─── Data provided ───

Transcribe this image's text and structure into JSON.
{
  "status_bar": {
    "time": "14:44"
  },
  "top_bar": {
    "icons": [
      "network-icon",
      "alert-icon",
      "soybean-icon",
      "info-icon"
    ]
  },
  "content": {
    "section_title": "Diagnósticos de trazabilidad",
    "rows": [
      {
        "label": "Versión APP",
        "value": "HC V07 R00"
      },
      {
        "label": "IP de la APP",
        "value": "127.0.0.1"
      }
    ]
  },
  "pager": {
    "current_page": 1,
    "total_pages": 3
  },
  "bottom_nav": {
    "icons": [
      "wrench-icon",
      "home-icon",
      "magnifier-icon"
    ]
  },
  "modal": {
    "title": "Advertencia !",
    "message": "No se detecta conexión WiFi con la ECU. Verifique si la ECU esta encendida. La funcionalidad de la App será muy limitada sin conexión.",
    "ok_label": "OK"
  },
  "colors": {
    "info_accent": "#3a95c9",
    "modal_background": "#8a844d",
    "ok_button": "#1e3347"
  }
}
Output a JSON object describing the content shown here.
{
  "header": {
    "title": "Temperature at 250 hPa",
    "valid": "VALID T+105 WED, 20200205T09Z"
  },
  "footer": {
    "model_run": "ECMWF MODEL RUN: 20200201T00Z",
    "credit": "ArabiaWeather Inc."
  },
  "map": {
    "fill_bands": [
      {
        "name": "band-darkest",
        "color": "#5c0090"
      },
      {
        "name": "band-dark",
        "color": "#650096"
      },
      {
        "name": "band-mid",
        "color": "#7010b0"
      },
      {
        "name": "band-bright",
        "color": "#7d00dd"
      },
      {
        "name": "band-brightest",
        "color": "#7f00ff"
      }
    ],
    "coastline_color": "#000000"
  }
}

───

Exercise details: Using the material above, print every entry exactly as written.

Answer for this exercise:
Transcribe this image's text and structure into JSON.
{
  "status_bar": {
    "time": "14:44"
  },
  "top_bar": {
    "icons": [
      "network-icon",
      "alert-icon",
      "soybean-icon",
      "info-icon"
    ]
  },
  "content": {
    "section_title": "Diagnósticos de trazabilidad",
    "rows": [
      {
        "label": "Versión APP",
        "value": "HC V07 R00"
      },
      {
        "label": "IP de la APP",
        "value": "127.0.0.1"
      }
    ]
  },
  "pager": {
    "current_page": 1,
    "total_pages": 3
  },
  "bottom_nav": {
    "icons": [
      "wrench-icon",
      "home-icon",
      "magnifier-icon"
    ]
  },
  "modal": {
    "title": "Advertencia !",
    "message": "No se detecta conexión WiFi con la ECU. Verifique si la ECU esta encendida. La funcionalidad de la App será muy limitada sin conexión.",
    "ok_label": "OK"
  },
  "colors": {
    "info_accent": "#3a95c9",
    "modal_background": "#8a844d",
    "ok_button": "#1e3347"
  }
}
Output a JSON object describing the content shown here.
{
  "header": {
    "title": "Temperature at 250 hPa",
    "valid": "VALID T+105 WED, 20200205T09Z"
  },
  "footer": {
    "model_run": "ECMWF MODEL RUN: 20200201T00Z",
    "credit": "ArabiaWeather Inc."
  },
  "map": {
    "fill_bands": [
      {
        "name": "band-darkest",
        "color": "#5c0090"
      },
      {
        "name": "band-dark",
        "color": "#650096"
      },
      {
        "name": "band-mid",
        "color": "#7010b0"
      },
      {
        "name": "band-bright",
        "color": "#7d00dd"
      },
      {
        "name": "band-brightest",
        "color": "#7f00ff"
      }
    ],
    "coastline_color": "#000000"
  }
}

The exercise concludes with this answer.